Source material:
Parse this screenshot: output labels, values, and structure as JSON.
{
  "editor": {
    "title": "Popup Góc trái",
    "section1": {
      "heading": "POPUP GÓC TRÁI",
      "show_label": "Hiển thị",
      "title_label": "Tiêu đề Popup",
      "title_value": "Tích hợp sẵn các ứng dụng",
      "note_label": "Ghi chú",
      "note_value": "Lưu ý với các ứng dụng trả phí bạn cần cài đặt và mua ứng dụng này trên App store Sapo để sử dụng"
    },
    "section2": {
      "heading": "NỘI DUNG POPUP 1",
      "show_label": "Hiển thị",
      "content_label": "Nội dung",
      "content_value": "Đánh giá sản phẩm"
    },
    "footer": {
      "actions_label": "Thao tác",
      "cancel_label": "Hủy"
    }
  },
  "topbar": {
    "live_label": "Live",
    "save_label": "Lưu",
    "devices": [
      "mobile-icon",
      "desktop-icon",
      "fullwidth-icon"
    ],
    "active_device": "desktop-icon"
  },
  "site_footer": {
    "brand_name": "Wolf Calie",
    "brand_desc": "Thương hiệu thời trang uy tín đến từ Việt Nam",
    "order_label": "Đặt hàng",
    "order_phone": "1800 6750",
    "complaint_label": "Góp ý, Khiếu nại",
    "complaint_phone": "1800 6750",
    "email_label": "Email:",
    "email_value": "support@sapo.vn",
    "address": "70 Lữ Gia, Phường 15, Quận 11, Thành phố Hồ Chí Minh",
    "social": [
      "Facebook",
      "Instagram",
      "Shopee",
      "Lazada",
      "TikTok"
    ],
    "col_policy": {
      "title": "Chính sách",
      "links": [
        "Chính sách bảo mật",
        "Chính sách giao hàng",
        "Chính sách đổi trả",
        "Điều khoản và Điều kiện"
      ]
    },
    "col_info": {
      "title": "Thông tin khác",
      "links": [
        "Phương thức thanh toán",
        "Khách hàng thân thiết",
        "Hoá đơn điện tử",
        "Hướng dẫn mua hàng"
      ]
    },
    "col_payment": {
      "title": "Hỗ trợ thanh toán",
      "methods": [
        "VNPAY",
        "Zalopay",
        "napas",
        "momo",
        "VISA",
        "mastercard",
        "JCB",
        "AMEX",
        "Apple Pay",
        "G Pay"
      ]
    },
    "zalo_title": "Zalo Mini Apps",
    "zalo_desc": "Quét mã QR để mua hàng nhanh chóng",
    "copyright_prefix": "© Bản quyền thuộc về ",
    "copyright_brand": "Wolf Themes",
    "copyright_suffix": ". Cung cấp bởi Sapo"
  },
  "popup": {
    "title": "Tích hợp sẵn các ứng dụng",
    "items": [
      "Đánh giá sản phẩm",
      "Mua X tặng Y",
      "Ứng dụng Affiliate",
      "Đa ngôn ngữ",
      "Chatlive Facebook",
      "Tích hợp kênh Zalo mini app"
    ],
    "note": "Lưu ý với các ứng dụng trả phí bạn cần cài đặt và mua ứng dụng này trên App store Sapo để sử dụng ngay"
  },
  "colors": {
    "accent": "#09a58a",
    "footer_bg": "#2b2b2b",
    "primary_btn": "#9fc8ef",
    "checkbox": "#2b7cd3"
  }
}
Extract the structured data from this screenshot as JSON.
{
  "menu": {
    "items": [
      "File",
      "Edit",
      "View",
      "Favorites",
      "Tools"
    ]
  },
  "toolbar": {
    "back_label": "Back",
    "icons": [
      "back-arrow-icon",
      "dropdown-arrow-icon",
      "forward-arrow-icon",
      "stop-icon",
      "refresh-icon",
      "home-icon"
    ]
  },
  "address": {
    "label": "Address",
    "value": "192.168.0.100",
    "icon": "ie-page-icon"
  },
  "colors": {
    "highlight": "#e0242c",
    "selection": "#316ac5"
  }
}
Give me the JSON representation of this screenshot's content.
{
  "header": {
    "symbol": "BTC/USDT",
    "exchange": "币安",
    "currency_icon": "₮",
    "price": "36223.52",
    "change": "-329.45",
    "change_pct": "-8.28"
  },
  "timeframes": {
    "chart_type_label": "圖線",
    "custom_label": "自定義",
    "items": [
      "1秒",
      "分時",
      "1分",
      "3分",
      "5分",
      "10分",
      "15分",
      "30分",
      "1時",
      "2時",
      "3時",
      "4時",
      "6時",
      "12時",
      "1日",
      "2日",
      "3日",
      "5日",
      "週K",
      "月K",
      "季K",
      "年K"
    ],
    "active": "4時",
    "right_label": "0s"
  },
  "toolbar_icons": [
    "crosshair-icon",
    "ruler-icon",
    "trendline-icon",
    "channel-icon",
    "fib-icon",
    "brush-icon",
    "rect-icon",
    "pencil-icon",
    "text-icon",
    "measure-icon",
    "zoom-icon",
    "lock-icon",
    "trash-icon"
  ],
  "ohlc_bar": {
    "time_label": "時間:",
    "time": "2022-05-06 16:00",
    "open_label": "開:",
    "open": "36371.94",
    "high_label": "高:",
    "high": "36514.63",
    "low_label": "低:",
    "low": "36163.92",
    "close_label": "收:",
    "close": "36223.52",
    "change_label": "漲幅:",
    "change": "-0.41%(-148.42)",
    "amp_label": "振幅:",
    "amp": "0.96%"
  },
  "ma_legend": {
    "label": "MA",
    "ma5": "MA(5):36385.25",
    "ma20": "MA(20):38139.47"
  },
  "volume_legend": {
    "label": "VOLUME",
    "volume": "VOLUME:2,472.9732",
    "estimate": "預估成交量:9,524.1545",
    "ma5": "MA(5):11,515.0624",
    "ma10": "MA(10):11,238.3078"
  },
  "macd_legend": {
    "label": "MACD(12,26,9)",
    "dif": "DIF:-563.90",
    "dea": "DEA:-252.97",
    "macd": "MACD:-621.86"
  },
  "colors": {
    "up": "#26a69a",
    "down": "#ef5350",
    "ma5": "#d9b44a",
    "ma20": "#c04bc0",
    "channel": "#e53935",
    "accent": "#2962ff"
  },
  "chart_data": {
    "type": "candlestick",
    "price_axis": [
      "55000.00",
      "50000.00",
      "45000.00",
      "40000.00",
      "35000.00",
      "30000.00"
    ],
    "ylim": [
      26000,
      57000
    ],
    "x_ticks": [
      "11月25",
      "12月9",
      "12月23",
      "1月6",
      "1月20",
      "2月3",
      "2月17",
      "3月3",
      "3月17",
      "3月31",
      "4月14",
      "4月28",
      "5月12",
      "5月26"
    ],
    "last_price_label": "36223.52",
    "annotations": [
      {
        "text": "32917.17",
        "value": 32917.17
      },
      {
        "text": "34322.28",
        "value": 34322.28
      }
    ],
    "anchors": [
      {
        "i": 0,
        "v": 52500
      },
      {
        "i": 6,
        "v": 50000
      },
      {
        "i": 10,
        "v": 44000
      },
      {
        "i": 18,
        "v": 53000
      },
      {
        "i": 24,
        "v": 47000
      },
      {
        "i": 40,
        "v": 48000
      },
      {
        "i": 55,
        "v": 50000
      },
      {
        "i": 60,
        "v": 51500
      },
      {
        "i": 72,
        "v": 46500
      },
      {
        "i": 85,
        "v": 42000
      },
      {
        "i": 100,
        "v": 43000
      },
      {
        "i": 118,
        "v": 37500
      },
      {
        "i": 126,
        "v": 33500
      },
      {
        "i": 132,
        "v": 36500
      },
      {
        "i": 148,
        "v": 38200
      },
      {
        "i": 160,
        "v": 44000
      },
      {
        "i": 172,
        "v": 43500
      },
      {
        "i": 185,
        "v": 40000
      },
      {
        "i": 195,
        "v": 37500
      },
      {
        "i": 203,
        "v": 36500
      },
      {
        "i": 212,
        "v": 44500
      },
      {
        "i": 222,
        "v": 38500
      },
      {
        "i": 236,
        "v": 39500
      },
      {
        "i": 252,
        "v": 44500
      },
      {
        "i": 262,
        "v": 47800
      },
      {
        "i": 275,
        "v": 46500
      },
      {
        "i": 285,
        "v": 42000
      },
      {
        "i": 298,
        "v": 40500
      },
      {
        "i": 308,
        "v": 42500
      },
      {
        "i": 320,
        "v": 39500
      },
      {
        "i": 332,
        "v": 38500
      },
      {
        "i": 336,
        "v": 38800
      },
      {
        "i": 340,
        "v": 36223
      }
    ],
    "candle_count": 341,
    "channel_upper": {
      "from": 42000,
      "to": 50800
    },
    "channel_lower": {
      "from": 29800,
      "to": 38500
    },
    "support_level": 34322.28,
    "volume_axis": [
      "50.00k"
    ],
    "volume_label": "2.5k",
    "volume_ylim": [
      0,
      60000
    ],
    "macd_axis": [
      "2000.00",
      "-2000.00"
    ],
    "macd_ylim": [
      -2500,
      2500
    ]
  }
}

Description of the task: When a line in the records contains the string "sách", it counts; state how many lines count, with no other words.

Answer for the task: 4